If you haven’t been living under a rock, you know that we are right in the middle of the 2012 London Olympic Games. Anyone who is anyone has caught at least one event by now, even those who aren’t sport enthusiasts. We’ve recently examined how the London Olympics is taking strides to be the greenest games yet, but we wanted to take a closer look at the athletes themselves and how they are going green. Olympic athletes train for years for the Olympics and dedicate hours on end to training for what may be the most important event of their lives, but many still manage to find the time go green setting a good example for the rest of us that it really can be done. There are many reasons to look up to these athletic men and women, and being green is just one more reason to add to the list.
Many of the U.S. Olympic athletes already live a green lifestyle. For instance Mariel Zagunis, fencing extraordinaire, volunteers with SOLVE (Stop Oregon Litter and Vandalism) a non-profit focused on beach cleanups, planting trees and other environmental projects and weight lifter Sarah Robles is involved with California’s recycling program, CalRecycle. Swimmer Natalie Coughlin keeps her own organic vegetable garden and compost and triathlete Gwen Jorgensen sports a Hondo Insight Hybrid, but prefers to cycle as her main mode of transportation whenever possible.
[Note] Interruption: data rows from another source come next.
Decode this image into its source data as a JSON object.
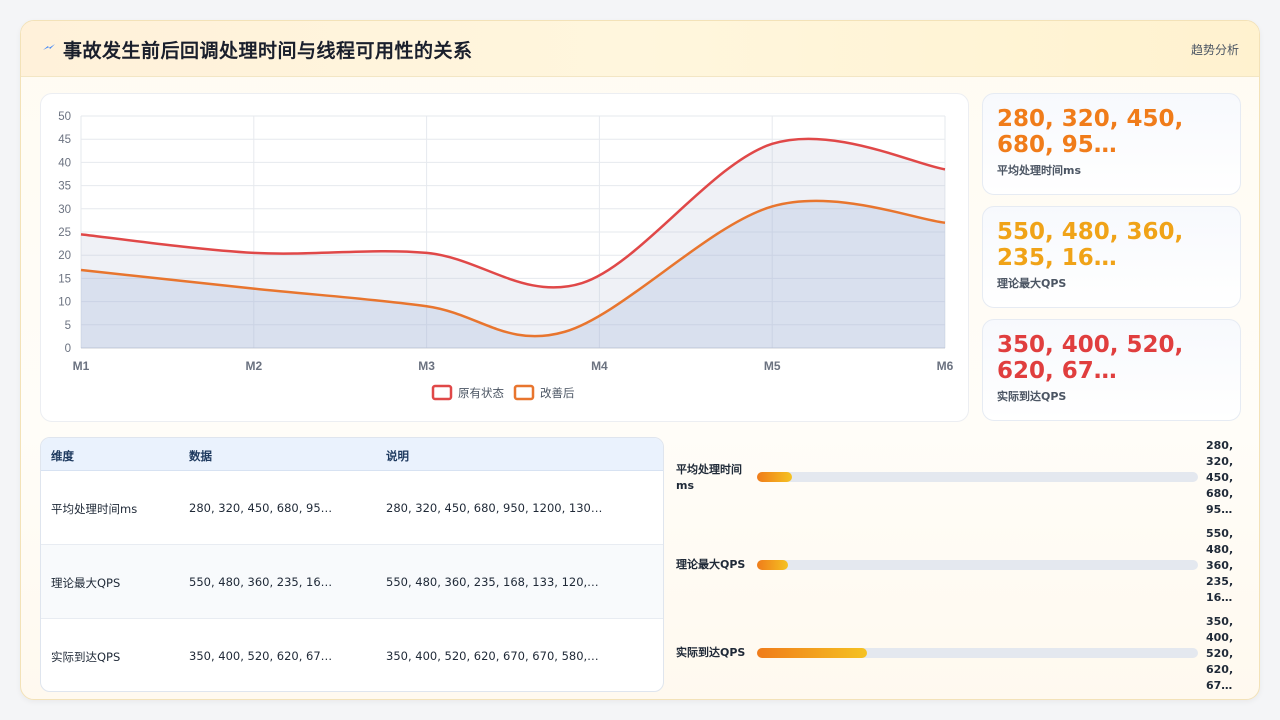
{
  "header": {
    "title": "事故发生前后回调处理时间与线程可用性的关系",
    "right_label": "趋势分析"
  },
  "chart_data": {
    "type": "area",
    "categories": [
      "M1",
      "M2",
      "M3",
      "M4",
      "M5",
      "M6"
    ],
    "x_positions": [
      0,
      1,
      2,
      3,
      4,
      5
    ],
    "ylim": [
      0,
      50
    ],
    "yticks": [
      0,
      5,
      10,
      15,
      20,
      25,
      30,
      35,
      40,
      45,
      50
    ],
    "grid": true,
    "legend_position": "bottom",
    "series": [
      {
        "name": "原有状态",
        "color": "#e04848",
        "points": [
          [
            0,
            24.5
          ],
          [
            1,
            20.5
          ],
          [
            2,
            20.5
          ],
          [
            2.9,
            14
          ],
          [
            4,
            44
          ],
          [
            5,
            38.5
          ]
        ]
      },
      {
        "name": "改善后",
        "color": "#e8752e",
        "points": [
          [
            0,
            16.8
          ],
          [
            1,
            12.8
          ],
          [
            2,
            9
          ],
          [
            2.8,
            3.5
          ],
          [
            4,
            30.5
          ],
          [
            5,
            27
          ]
        ]
      }
    ]
  },
  "stats": [
    {
      "value": "280, 320, 450, 680, 95…",
      "label": "平均处理时间ms",
      "color": "#f07c1a"
    },
    {
      "value": "550, 480, 360, 235, 16…",
      "label": "理论最大QPS",
      "color": "#f0a318"
    },
    {
      "value": "350, 400, 520, 620, 67…",
      "label": "实际到达QPS",
      "color": "#e03e3e"
    }
  ],
  "table": {
    "headers": [
      "维度",
      "数据",
      "说明"
    ],
    "rows": [
      [
        "平均处理时间ms",
        "280, 320, 450, 680, 95…",
        "280, 320, 450, 680, 950, 1200, 130…"
      ],
      [
        "理论最大QPS",
        "550, 480, 360, 235, 16…",
        "550, 480, 360, 235, 168, 133, 120,…"
      ],
      [
        "实际到达QPS",
        "350, 400, 520, 620, 67…",
        "350, 400, 520, 620, 670, 670, 580,…"
      ]
    ]
  },
  "bars": [
    {
      "label": "平均处理时间ms",
      "fraction": 0.08,
      "value": "280, 320, 450, 680, 95…"
    },
    {
      "label": "理论最大QPS",
      "fraction": 0.07,
      "value": "550, 480, 360, 235, 16…"
    },
    {
      "label": "实际到达QPS",
      "fraction": 0.25,
      "value": "350, 400, 520, 620, 67…"
    }
  ]
}
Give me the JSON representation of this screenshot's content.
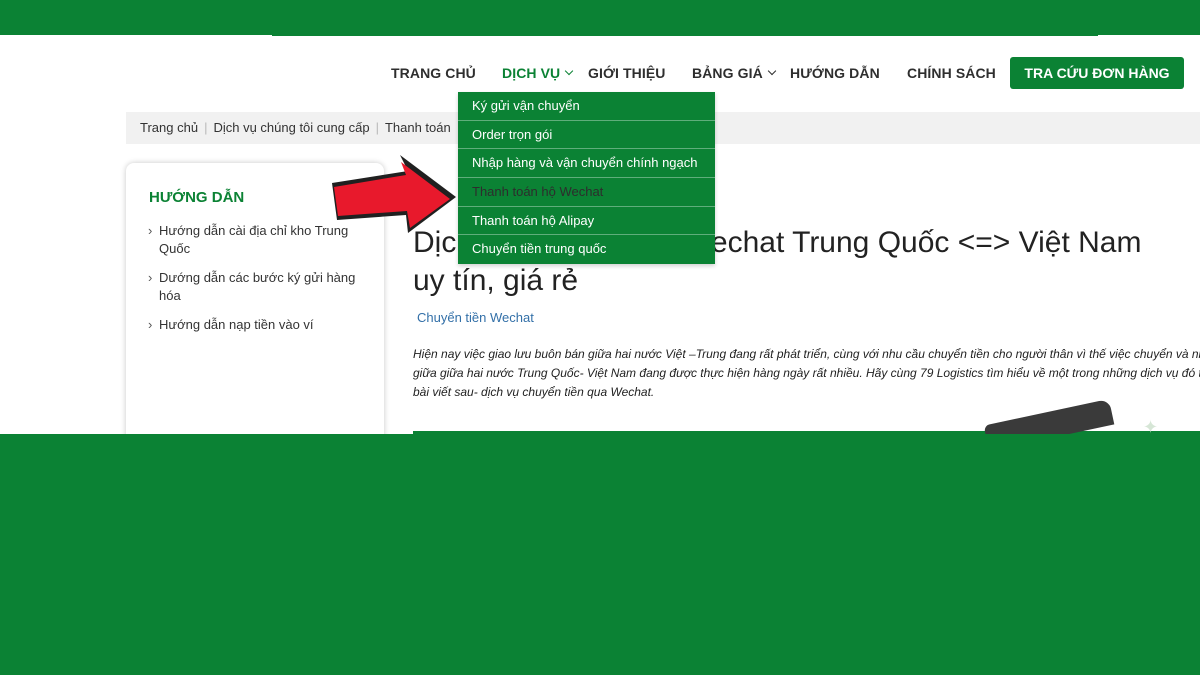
{
  "nav": {
    "items": [
      {
        "label": "TRANG CHỦ"
      },
      {
        "label": "DỊCH VỤ"
      },
      {
        "label": "GIỚI THIỆU"
      },
      {
        "label": "BẢNG GIÁ"
      },
      {
        "label": "HƯỚNG DẪN"
      },
      {
        "label": "CHÍNH SÁCH"
      }
    ],
    "cta_label": "TRA CỨU ĐƠN HÀNG"
  },
  "dropdown": {
    "items": [
      {
        "label": "Ký gửi vận chuyển"
      },
      {
        "label": "Order trọn gói"
      },
      {
        "label": "Nhập hàng và vận chuyển chính ngạch"
      },
      {
        "label": "Thanh toán hộ Wechat"
      },
      {
        "label": "Thanh toán hộ Alipay"
      },
      {
        "label": "Chuyển tiền trung quốc"
      }
    ]
  },
  "breadcrumb": {
    "items": [
      {
        "label": "Trang chủ"
      },
      {
        "label": "Dịch vụ chúng tôi cung cấp"
      },
      {
        "label": "Thanh toán"
      }
    ]
  },
  "sidebar": {
    "title": "HƯỚNG DẪN",
    "items": [
      {
        "label": "Hướng dẫn cài địa chỉ kho Trung Quốc"
      },
      {
        "label": "Dướng dẫn các bước ký gửi hàng hóa"
      },
      {
        "label": "Hướng dẫn nạp tiền vào ví"
      }
    ]
  },
  "article": {
    "title_line1": "Dịch vụ chuyển tiền Wechat Trung Quốc <=> Việt Nam",
    "title_line2": "uy tín, giá rẻ",
    "tag": "Chuyển tiền Wechat",
    "lead": "Hiện nay việc giao lưu buôn bán giữa hai nước Việt –Trung đang rất phát triển, cùng với nhu cầu chuyển tiền cho người thân vì thế việc chuyển và nhận tiền giữa giữa hai nước Trung Quốc- Việt Nam đang được thực hiện hàng ngày rất nhiều. Hãy cùng 79 Logistics tìm hiểu về một trong những dịch vụ đó trong bài viết sau- dịch vụ chuyển tiền qua Wechat."
  },
  "colors": {
    "brand": "#0b8234",
    "arrow": "#e8192c"
  },
  "icons": [
    "chevron-down-icon",
    "chevron-right-icon",
    "red-arrow-annotation"
  ]
}
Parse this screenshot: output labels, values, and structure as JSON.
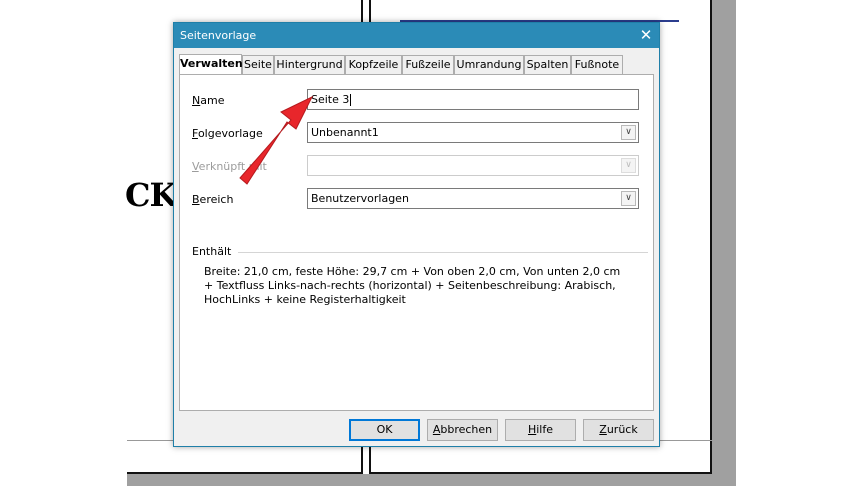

Whether or not they live a green lifestyle at home, all 17,000 of the Olympic athletes staying at the eco-friendly Olympic Village will get the chance to go green. The Olympic Village is the first building of its size to meet London’s Code for Sustainable Homes Level 4, which means the building as 44% reduced carbon emissions, 30% reduced water usage and features 10,000 square meters of green roofing. It’s also conveniently located in the Olympic Park and in walking distance to the venues, reducing the need for transportation and therefore reducing carbon emissions. After the Olympic Games, the Olympic Village will be converted into the largest eco-friendly housing development of its size in England, creating 2,818 new homes in what will be called the East Village.
When the athletes aren’t sleeping, practicing or competing in the events, they have the chance to visit One Planet Centre located in the Olympic Park where they can brush up on important green issues through a series of activities and contests. The athletes will not only learn about simple ways to go green such as reducing energy usage and waste, but will also get to write their sustainability pledges on the centre walls and receive a special sustainability pin in recognition of their pledge. The goal is to continue the London Olympic Games’ green mission after the Olympics have finished, where the athletes can use their position as role models and leaders to help educate and inspire others from their home country to lead greener lifestyles.
To learn more about the 2012 Olympic Games’ green initiatives, visit www.getset.london2012.com. Don’t forget to tune in on Sunday, August 12 for the closing ceremony!